Before you find yourself releasing your frustration on your parent or partner, it is important that you seek resources that can support you. You need to be able to maintain a proper balance of giving care and taking care of yourself. If you are in a position where you find that your anxiety is building, locate a therapist and get treatment. If you are in the position of being the primary caregiver and have siblings that cannot (or will not) help you, utilizing the assistance of a therapist competent in caregiver mediation can be beneficial.

Overcoming Health Anxiety: (formally called Hypochondriais)

For Most people, a recently-appeared skin blemish or a headache is nothing to be alarmed about.

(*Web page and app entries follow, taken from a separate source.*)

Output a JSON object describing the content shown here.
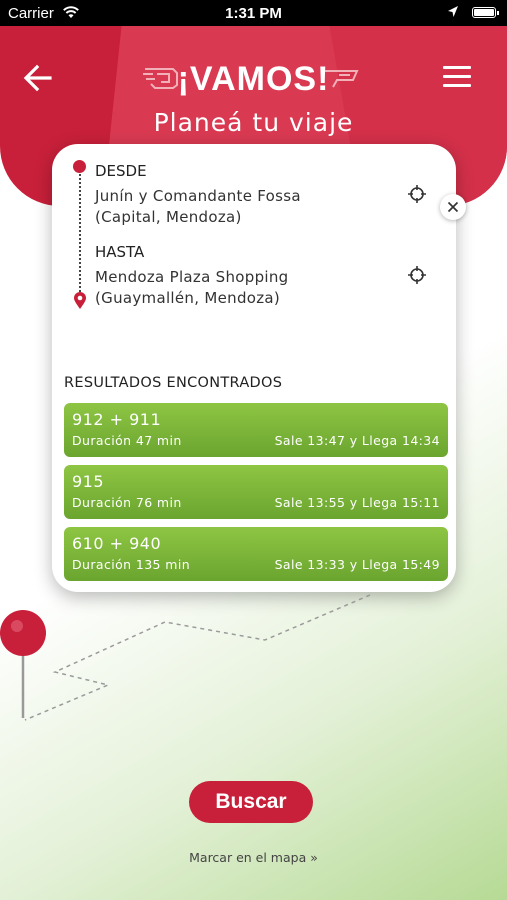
{
  "status_bar": {
    "carrier": "Carrier",
    "time": "1:31 PM"
  },
  "header": {
    "app_title": "¡VAMOS!",
    "page_title": "Planeá tu viaje"
  },
  "trip": {
    "origin_label": "DESDE",
    "origin_line1": "Junín y Comandante Fossa",
    "origin_line2": "(Capital, Mendoza)",
    "destination_label": "HASTA",
    "destination_line1": "Mendoza Plaza Shopping",
    "destination_line2": "(Guaymallén, Mendoza)"
  },
  "results": {
    "title": "RESULTADOS ENCONTRADOS",
    "items": [
      {
        "lines": "912 + 911",
        "duration": "Duración 47 min",
        "schedule": "Sale 13:47 y Llega 14:34"
      },
      {
        "lines": "915",
        "duration": "Duración 76 min",
        "schedule": "Sale 13:55 y Llega 15:11"
      },
      {
        "lines": "610 + 940",
        "duration": "Duración 135 min",
        "schedule": "Sale 13:33 y Llega 15:49"
      }
    ]
  },
  "actions": {
    "search_label": "Buscar",
    "map_link": "Marcar en el mapa »"
  },
  "colors": {
    "brand_red": "#c8203a",
    "result_green": "#7cb53a"
  },
  "icons": {
    "back": "arrow-left-icon",
    "menu": "hamburger-menu-icon",
    "locate": "crosshair-icon",
    "close": "close-icon",
    "destination": "map-pin-icon"
  }
}
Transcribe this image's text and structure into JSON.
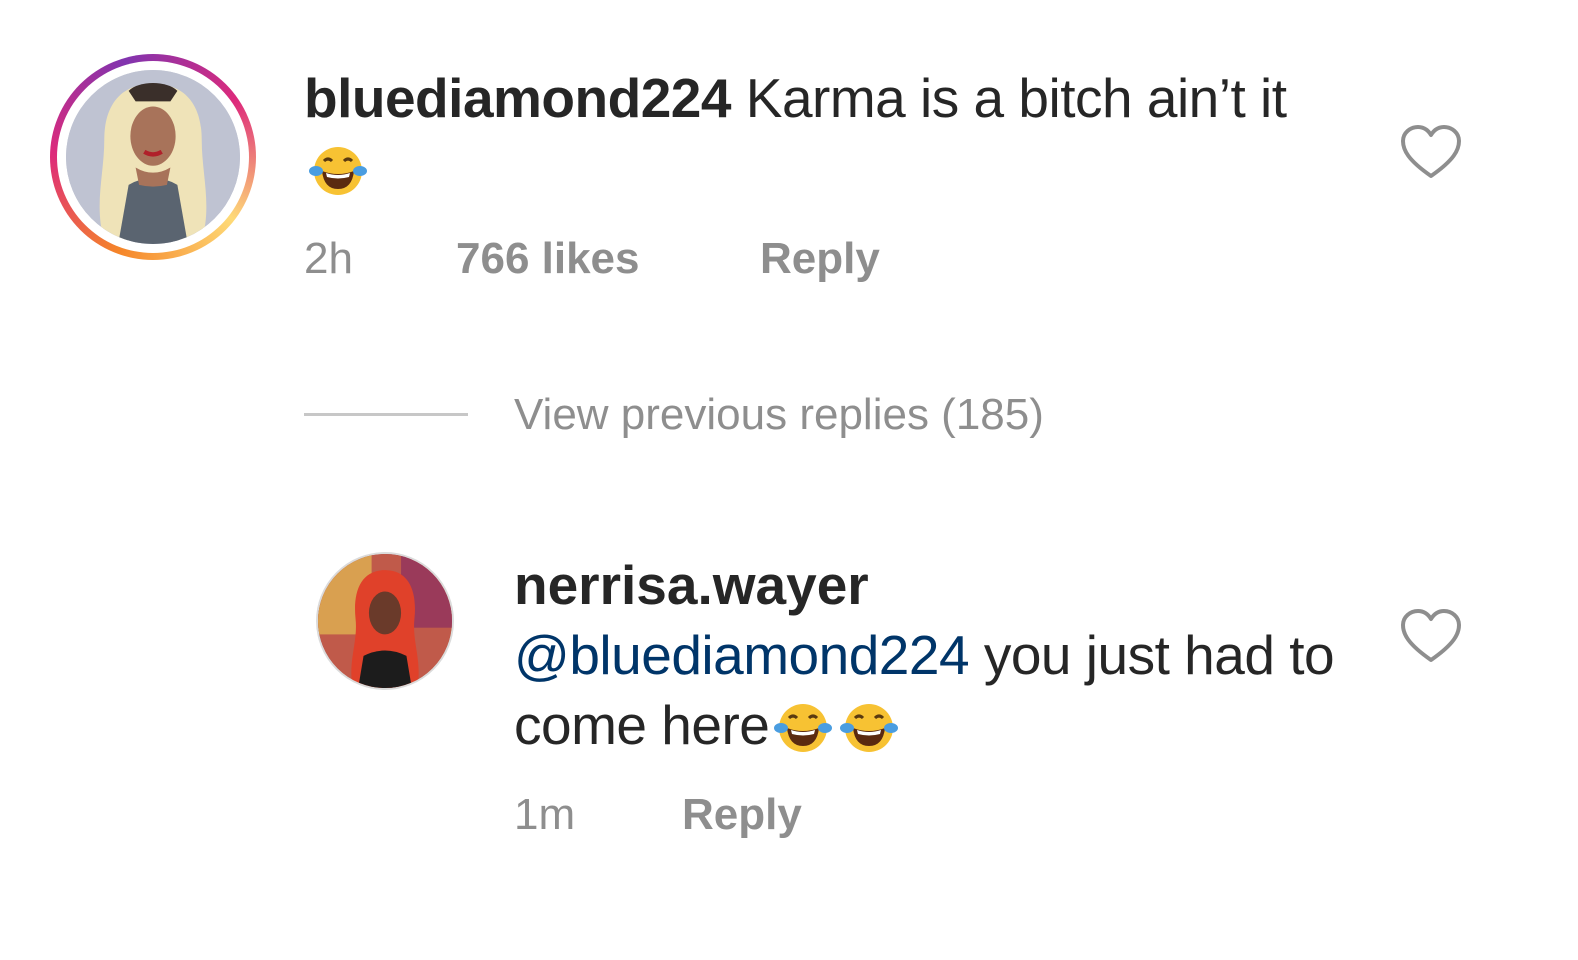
{
  "comment": {
    "username": "bluediamond224",
    "text": "Karma is a bitch ain’t it",
    "emoji_icons": [
      "face-with-tears-of-joy-icon"
    ],
    "time": "2h",
    "likes": "766 likes",
    "reply_label": "Reply",
    "avatar": "profile-photo-blonde-hair",
    "avatar_ring_colors": [
      "#f58529",
      "#dd2a7b",
      "#8134af"
    ]
  },
  "view_replies": {
    "label": "View previous replies (185)"
  },
  "reply": {
    "username": "nerrisa.wayer",
    "mention": "@bluediamond224",
    "text": " you just had to come here",
    "emoji_icons": [
      "face-with-tears-of-joy-icon",
      "face-with-tears-of-joy-icon"
    ],
    "time": "1m",
    "reply_label": "Reply",
    "avatar": "profile-photo-red-hair",
    "mention_color": "#003569"
  },
  "colors": {
    "text": "#262626",
    "muted": "#8e8e8e",
    "divider": "#c7c7c7"
  }
}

But if you suffer from health anxiety, formally known as “hypochondriasis,” symptoms such as these could easily be interpreted as a life-threatening disease. You may visit your doctor excessively, or avoid going to the doctor altogether for fear that you will be diagnosed with something terrible. If you do see your physician, and he or she runs some tests, you are likely to assume the worst — and the waiting period can be agonizing.

Health anxiety can be a central feature of many different diagnoses, including depression, somatoform disorder, adjustment disorder and others. It can also be a central feature of certain anxiety disorders, such as generalized anxiety disorder (GAD), obsessive compulsive disorder (OCD), and panic disorder. Individuals suffering from GAD are most likely fear malignancies, while individuals with OCD most commonly worry about infectious diseases. Panic disorder sufferers often worry that they are going to have a heart attack, and/or fear a catastrophic reaction to a medication resulting in “medication phobia.”

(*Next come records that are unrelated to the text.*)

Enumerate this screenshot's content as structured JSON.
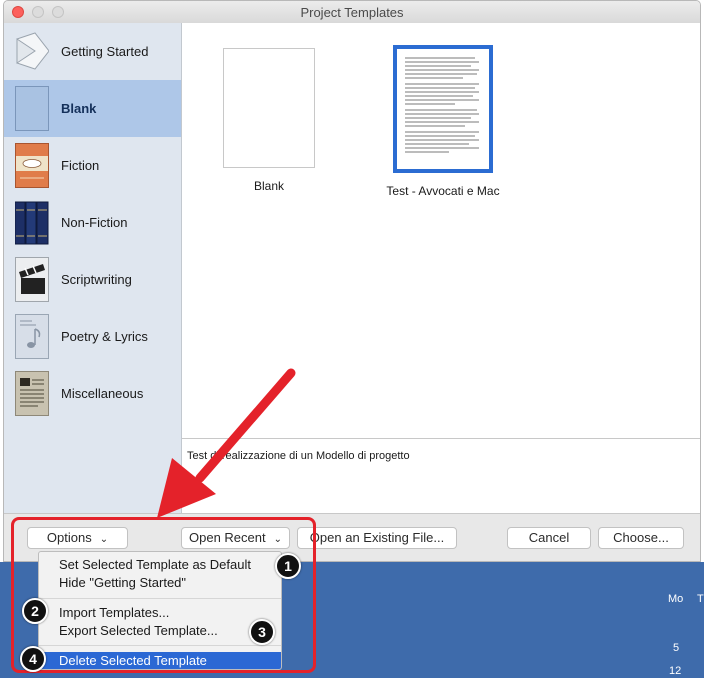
{
  "window": {
    "title": "Project Templates"
  },
  "sidebar": {
    "items": [
      {
        "label": "Getting Started",
        "icon": "getting-started-icon"
      },
      {
        "label": "Blank",
        "icon": "blank-icon",
        "selected": true
      },
      {
        "label": "Fiction",
        "icon": "fiction-icon"
      },
      {
        "label": "Non-Fiction",
        "icon": "non-fiction-icon"
      },
      {
        "label": "Scriptwriting",
        "icon": "scriptwriting-icon"
      },
      {
        "label": "Poetry & Lyrics",
        "icon": "poetry-lyrics-icon"
      },
      {
        "label": "Miscellaneous",
        "icon": "miscellaneous-icon"
      }
    ]
  },
  "templates": [
    {
      "label": "Blank"
    },
    {
      "label": "Test - Avvocati e Mac",
      "selected": true
    }
  ],
  "description": "Test di realizzazione di un Modello di progetto",
  "buttons": {
    "options": "Options",
    "open_recent": "Open Recent",
    "open_existing": "Open an Existing File...",
    "cancel": "Cancel",
    "choose": "Choose..."
  },
  "options_menu": {
    "items": [
      "Set Selected Template as Default",
      "Hide \"Getting Started\"",
      "Import Templates...",
      "Export Selected Template...",
      "Delete Selected Template"
    ],
    "highlighted_index": 4
  },
  "badges": [
    "1",
    "2",
    "3",
    "4"
  ],
  "background_calendar": {
    "weekday": "Mo",
    "day_1": "5",
    "day_2": "12"
  },
  "colors": {
    "selection": "#aec7e8",
    "menu_highlight": "#2b68d4",
    "annotation": "#e4222a"
  }
}
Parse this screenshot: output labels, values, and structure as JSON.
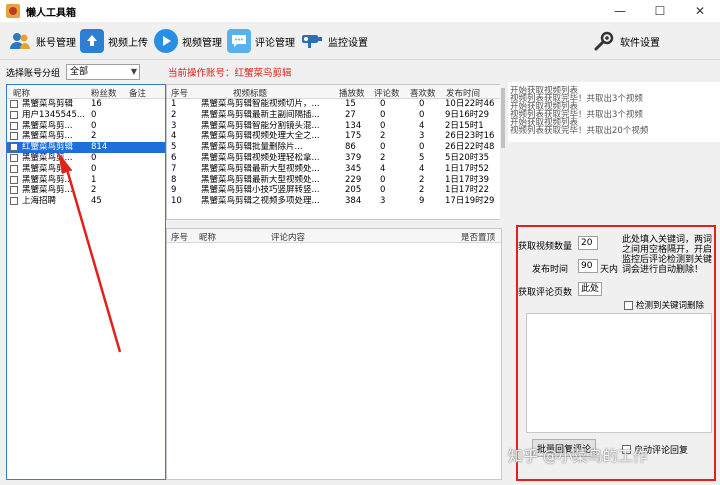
{
  "window": {
    "title": "懒人工具箱",
    "minimize": "—",
    "maximize": "☐",
    "close": "✕"
  },
  "toolbar": {
    "account": "账号管理",
    "upload": "视频上传",
    "videos": "视频管理",
    "comments": "评论管理",
    "monitor": "监控设置",
    "settings": "软件设置"
  },
  "group": {
    "label": "选择账号分组",
    "value": "全部"
  },
  "current": {
    "label": "当前操作账号：",
    "account": "红蟹菜鸟剪辑"
  },
  "accounts": {
    "headers": {
      "nick": "昵称",
      "fans": "粉丝数",
      "note": "备注"
    },
    "rows": [
      {
        "nick": "黑蟹菜鸟剪辑",
        "fans": "16",
        "selected": false
      },
      {
        "nick": "用户1345545...",
        "fans": "0",
        "selected": false
      },
      {
        "nick": "黑蟹菜鸟剪...",
        "fans": "0",
        "selected": false
      },
      {
        "nick": "黑蟹菜鸟剪...",
        "fans": "2",
        "selected": false
      },
      {
        "nick": "红蟹菜鸟剪辑",
        "fans": "814",
        "selected": true
      },
      {
        "nick": "黑蟹菜鸟剪...",
        "fans": "0",
        "selected": false
      },
      {
        "nick": "黑蟹菜鸟剪...",
        "fans": "0",
        "selected": false
      },
      {
        "nick": "黑蟹菜鸟剪...",
        "fans": "1",
        "selected": false
      },
      {
        "nick": "黑蟹菜鸟剪...",
        "fans": "2",
        "selected": false
      },
      {
        "nick": "上海招聘",
        "fans": "45",
        "selected": false
      }
    ]
  },
  "videos": {
    "headers": {
      "no": "序号",
      "title": "视频标题",
      "plays": "播放数",
      "comments": "评论数",
      "likes": "喜欢数",
      "time": "发布时间"
    },
    "rows": [
      {
        "no": "1",
        "title": "黑蟹菜鸟剪辑智能视频切片，...",
        "plays": "15",
        "comments": "0",
        "likes": "0",
        "time": "10日22时46"
      },
      {
        "no": "2",
        "title": "黑蟹菜鸟剪辑最新主副间隔插...",
        "plays": "27",
        "comments": "0",
        "likes": "0",
        "time": "9日16时29"
      },
      {
        "no": "3",
        "title": "黑蟹菜鸟剪辑智能分割镜头混...",
        "plays": "134",
        "comments": "0",
        "likes": "4",
        "time": "2日15时1"
      },
      {
        "no": "4",
        "title": "黑蟹菜鸟剪辑视频处理大全之...",
        "plays": "175",
        "comments": "2",
        "likes": "3",
        "time": "26日23时16"
      },
      {
        "no": "5",
        "title": "黑蟹菜鸟剪辑批量删除片...",
        "plays": "86",
        "comments": "0",
        "likes": "0",
        "time": "26日22时48"
      },
      {
        "no": "6",
        "title": "黑蟹菜鸟剪辑视频处理轻松拿...",
        "plays": "379",
        "comments": "2",
        "likes": "5",
        "time": "5日20时35"
      },
      {
        "no": "7",
        "title": "黑蟹菜鸟剪辑最新大型视频处...",
        "plays": "345",
        "comments": "4",
        "likes": "4",
        "time": "1日17时52"
      },
      {
        "no": "8",
        "title": "黑蟹菜鸟剪辑最新大型视频处...",
        "plays": "229",
        "comments": "0",
        "likes": "2",
        "time": "1日17时39"
      },
      {
        "no": "9",
        "title": "黑蟹菜鸟剪辑小技巧竖屏转竖...",
        "plays": "205",
        "comments": "0",
        "likes": "2",
        "time": "1日17时22"
      },
      {
        "no": "10",
        "title": "黑蟹菜鸟剪辑之视频多项处理...",
        "plays": "384",
        "comments": "3",
        "likes": "9",
        "time": "17日19时29"
      }
    ]
  },
  "log": [
    "开始获取视频列表",
    "视频列表获取完毕！共取出3个视频",
    "开始获取视频列表",
    "视频列表获取完毕！共取出3个视频",
    "开始获取视频列表",
    "视频列表获取完毕！共取出20个视频"
  ],
  "comment_table": {
    "no": "序号",
    "nick": "昵称",
    "content": "评论内容",
    "replied": "是否置顶"
  },
  "settings": {
    "count_label": "获取视频数量",
    "count_value": "20",
    "time_label": "发布时间",
    "time_value": "90",
    "time_unit": "天内",
    "pages_label": "获取评论页数",
    "pages_value": "此处",
    "hint": "此处填入关键词，两词之间用空格隔开，开启监控后评论检测到关键词会进行自动删除！",
    "detect_label": "检测到关键词删除",
    "bulk_button": "批量回复评论",
    "auto_label": "自动评论回复"
  },
  "watermark": "知乎 @小菜鸟的工作"
}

Health anxiety is influenced by a number of other factors as well, such as the media reporting — in an often sensationalized manner — the risk factors for various diseases.  In such reportage, the risk factor of “stress” is invariably over-emphasized, which can create an even worse scenario: stressing about the effects of stress on your body! Television dramas such as Grey’s Anatomy or House depict individuals with mysterious (and often fatal) diagnoses. The Internet, of course, is rife with information that is frequently unreliable, and suggestible individuals can spend hours researching just one symptom. These cyberchondriacas are on a desperate search for some reassurance, but more often than not find their anxiety is only exacerbated by the ambiguity of their symptoms.

Two other contributing factors  are age and life events. Generally speaking, the older you are, the more vulnerable you feel to developing illness. You may have friends or relatives around your age that have succumbed to a major illness, or died. Health anxiety is, at its very core, a fear of dying. The reality that you cannot control what is imminent forces you to confront your own mortality. And the older you get, the worse your health anxiety will be.

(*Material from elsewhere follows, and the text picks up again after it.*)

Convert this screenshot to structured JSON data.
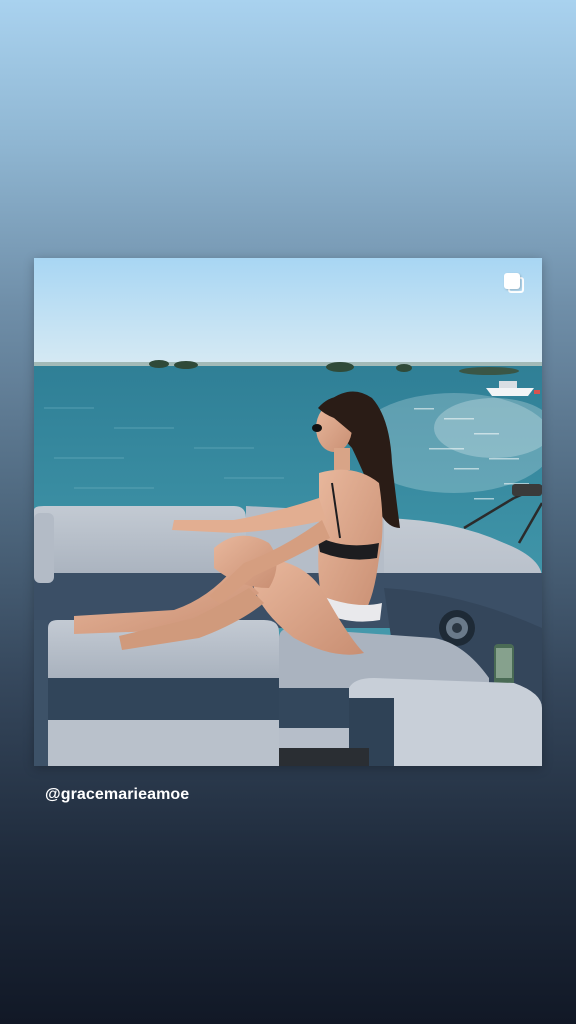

There is effective treatment for health anxiety. However, the treatment of choice for all anxiety involves confronting your fears. Avoiding thinking about it, or trying to stop the thoughts, is not effective. It may help temporarily, but eventually your anxiety will return, because you can’t help but be aware that sickness and death are fundamentally inevitable at some point. In my practice of specializing in anxiety and chronic illness, I have observed that those clients who already have a serious illness usually do not fear falling ill; they’ve already adapted to it and, for the most part, have developed strategies to live within its limitations. Those clients who have had the fortune of being healthy are more likely to fear being diagnosed with a disease. They have not had the opportunity to learn that there are choices and resources available with many illnesses. It is no surprise, then, that the treatment of choice for health anxiety is a combination of cognitive therapy and imaginal exposure therapy. As threatening as these therapies may sound, they are time-limited, and initiate recovery.